California eyes ending cash bail system, rolling back crime reforms

California could become the first state to completely end cash bail, even as voters are weighing whether to roll back other criminal justice reforms enacted during the last administration of Gov. Jerry Brown.

Proposition 25 would substitute risk assessments to decide who should remain in jail while awaiting trial. While most other states have altered their pretrial release policies, California could be the first to eliminate cash bail entirely in voting that ends Tuesday.

Separately, Proposition 20 would restore some criminal penalties, including again barring those convicted of certain serious offenses from earlier release. It also would increase penalties for those convicted of repeated retail thefts, toughen parole standards and allow for broader DNA collections.

Proponents say the rollbacks are needed to address what they call the “unintended consequences” of two previously approved ballot measures. Voters in 2014 approved lower penalties for drug and property crimes and two years later allowed most felons to be paroled from prison earlier.

Opponents say Proposition 20 would set back reforms just as the nation focuses on a criminal justice system that has treated people of color inequitably. They outraised supporters of the measure with help from the former governor, who chipped in $1 million from his left-over campaign account.

The fate of the measure likely comes down to whether people feel safe, said Ron Lawrence, immediate past president of the California Police Chiefs Association, which supports the initiative.

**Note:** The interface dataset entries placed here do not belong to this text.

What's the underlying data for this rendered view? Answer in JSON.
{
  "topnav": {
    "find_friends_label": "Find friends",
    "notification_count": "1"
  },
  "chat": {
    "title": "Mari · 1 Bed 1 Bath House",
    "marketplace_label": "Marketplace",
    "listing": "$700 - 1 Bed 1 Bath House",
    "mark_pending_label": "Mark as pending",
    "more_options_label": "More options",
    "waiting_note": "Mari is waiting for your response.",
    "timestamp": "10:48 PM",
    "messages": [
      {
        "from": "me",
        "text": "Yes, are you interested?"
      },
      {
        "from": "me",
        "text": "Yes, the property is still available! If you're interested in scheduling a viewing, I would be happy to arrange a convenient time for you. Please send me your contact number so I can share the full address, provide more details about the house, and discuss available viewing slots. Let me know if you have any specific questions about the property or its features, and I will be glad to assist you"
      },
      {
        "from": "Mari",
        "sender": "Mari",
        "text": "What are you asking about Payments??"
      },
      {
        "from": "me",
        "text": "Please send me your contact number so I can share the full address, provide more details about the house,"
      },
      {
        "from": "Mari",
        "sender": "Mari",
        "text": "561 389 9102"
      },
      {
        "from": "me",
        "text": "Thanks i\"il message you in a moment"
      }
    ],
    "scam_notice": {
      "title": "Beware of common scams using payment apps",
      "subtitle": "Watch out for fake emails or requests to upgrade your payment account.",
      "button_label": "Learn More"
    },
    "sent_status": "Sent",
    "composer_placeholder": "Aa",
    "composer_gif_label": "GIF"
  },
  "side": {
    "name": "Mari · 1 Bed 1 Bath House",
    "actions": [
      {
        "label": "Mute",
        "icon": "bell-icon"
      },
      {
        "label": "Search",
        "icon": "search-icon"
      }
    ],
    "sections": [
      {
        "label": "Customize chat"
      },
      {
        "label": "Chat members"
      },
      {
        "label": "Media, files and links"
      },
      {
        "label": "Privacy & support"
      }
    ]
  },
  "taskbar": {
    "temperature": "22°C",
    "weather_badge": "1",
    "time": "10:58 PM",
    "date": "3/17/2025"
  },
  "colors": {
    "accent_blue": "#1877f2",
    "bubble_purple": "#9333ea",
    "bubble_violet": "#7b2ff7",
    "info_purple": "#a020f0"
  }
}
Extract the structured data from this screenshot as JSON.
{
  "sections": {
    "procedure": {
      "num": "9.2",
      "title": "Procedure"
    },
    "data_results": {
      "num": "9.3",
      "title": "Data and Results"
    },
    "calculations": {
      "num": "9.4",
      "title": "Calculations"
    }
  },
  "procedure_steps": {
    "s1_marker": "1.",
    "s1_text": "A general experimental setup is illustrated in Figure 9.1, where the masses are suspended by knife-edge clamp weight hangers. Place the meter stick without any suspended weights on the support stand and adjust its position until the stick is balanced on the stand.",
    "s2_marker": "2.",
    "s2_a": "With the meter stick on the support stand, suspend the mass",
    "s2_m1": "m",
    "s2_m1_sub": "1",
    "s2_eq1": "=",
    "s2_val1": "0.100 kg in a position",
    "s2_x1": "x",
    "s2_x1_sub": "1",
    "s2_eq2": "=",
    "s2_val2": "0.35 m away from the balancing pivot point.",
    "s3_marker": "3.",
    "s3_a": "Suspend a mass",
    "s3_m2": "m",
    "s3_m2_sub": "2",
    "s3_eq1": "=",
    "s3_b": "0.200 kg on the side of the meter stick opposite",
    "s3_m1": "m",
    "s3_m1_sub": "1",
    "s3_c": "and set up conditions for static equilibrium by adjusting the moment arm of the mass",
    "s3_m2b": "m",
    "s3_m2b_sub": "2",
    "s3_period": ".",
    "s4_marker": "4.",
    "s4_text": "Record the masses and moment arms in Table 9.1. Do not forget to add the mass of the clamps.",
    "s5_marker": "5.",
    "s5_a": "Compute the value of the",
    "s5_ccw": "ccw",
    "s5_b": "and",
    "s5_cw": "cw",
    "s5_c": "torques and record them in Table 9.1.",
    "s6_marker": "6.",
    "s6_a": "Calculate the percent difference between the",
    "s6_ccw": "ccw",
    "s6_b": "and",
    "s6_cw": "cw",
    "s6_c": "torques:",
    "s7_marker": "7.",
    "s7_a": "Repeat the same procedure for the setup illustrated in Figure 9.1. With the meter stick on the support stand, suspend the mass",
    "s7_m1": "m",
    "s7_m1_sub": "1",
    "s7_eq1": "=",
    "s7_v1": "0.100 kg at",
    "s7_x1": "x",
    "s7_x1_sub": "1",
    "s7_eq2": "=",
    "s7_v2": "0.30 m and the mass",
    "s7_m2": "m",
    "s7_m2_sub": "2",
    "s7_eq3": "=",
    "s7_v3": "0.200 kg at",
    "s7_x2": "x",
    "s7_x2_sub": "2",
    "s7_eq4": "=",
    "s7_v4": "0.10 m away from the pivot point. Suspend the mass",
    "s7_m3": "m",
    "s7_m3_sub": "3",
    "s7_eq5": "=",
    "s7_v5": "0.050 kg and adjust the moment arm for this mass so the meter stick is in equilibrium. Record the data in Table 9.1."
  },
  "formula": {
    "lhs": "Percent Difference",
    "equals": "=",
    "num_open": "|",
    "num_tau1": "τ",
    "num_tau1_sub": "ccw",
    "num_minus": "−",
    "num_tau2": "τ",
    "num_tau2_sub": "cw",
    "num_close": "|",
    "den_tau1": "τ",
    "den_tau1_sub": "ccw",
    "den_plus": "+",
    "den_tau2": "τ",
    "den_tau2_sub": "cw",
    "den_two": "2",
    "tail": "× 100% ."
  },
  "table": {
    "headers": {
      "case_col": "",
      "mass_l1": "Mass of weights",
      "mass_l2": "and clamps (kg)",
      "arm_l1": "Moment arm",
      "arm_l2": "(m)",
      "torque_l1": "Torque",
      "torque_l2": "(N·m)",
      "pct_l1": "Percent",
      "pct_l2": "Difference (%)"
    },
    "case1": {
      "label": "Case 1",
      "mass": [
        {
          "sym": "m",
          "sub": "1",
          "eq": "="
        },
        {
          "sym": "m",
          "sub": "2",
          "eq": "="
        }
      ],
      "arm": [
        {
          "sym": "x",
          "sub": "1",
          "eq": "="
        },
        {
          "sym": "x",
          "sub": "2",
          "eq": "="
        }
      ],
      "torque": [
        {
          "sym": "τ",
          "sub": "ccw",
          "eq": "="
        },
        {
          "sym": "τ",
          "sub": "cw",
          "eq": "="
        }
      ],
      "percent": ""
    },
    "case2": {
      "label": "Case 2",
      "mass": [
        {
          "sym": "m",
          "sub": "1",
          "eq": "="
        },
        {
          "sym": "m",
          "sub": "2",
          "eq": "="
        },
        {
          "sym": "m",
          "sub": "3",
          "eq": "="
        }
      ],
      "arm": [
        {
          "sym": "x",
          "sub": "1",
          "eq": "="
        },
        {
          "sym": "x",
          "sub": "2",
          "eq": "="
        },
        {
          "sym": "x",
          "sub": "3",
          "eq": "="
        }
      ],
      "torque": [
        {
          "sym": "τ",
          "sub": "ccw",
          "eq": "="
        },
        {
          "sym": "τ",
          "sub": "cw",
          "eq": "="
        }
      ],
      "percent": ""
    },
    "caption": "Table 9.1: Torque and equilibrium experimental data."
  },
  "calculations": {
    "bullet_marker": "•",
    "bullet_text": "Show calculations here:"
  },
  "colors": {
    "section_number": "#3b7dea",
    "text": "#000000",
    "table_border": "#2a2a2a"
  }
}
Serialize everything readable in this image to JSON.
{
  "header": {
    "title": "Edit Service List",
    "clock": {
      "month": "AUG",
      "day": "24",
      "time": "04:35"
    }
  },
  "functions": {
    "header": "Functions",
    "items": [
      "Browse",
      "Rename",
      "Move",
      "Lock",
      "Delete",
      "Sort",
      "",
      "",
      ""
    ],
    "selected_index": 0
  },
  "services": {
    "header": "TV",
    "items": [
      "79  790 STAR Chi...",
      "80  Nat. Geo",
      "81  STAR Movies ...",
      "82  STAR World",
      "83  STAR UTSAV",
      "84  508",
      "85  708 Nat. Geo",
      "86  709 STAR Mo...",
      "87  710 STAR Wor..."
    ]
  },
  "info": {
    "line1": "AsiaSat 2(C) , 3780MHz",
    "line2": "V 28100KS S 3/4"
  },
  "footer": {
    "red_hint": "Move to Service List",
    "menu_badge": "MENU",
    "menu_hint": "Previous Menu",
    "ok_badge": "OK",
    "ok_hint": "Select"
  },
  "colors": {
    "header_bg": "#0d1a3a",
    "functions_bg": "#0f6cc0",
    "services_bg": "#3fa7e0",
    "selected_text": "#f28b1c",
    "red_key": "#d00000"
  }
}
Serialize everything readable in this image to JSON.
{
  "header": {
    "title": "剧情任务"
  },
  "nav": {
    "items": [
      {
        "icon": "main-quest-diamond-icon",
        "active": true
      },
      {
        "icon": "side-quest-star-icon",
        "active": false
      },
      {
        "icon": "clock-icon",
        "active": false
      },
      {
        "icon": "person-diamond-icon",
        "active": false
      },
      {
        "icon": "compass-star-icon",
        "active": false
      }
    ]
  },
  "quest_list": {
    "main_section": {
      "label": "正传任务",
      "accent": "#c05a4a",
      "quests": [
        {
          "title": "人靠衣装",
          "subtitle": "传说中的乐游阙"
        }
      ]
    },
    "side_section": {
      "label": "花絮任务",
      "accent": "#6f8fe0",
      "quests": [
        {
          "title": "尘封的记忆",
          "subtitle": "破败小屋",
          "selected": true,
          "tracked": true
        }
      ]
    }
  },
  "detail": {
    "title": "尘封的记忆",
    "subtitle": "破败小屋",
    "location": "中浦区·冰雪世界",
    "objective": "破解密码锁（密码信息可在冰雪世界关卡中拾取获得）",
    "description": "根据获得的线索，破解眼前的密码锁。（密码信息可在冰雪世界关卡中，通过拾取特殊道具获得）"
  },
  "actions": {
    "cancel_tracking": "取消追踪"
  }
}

Violent and property crime rates continued their decline through last year, but the nonprofit Public Policy Institute of California reported a “troubling” increase in assaults and homicides during the coronavirus pandemic in Los Angeles, Oakland, San Diego and San Francisco. Rapes and robberies were down, as were larcenies and residential burglaries, but car thefts and commercial burglaries increased.

The bail measure led to an unusual clash between reform groups.

State Sen. Bob Hertzberg, a Democrat from Los Angeles, wrote the 2018 law eliminating cash bail, but it stalled when the bail industry challenged it at the ballot box. He said ending cash bail would put California “on the path to a more fair and more safe justice system that treats everyone equally under the law.”

Several prominent civil rights groups agree the current system is broken but said the proposed fix might be even worse because it relies on algorithmic risk assessments that The Bail Project says “codify systemic racism and could lead to higher rates of incarceration in some jurisdictions.”

Yet those who want to eliminate cash bail outraised those opponents nearly 2 to 1, contributing more than $15 million to the contest.

While most states recently have altered their pretrial release laws or policies, voters’ approval of Proposition 25 would make California “the only state with a complete prohibition on fiscal conditions of release,” according to National Conference of State Legislatures criminal justice expert Amber Widgery.

Under the new system, no one would pay bail and most misdemeanor suspects would remain free.

Those charged with felonies or misdemeanor domestic violence, sex offenses or driving while intoxicated would be evaluated for their perceived risk of committing another crime or not appearing in court. Most would eventually be released, unless they are accused of certain crimes like murder or arson, or if a judge finds there are no conditions like electronic monitoring that could ensure their appearance at future hearings.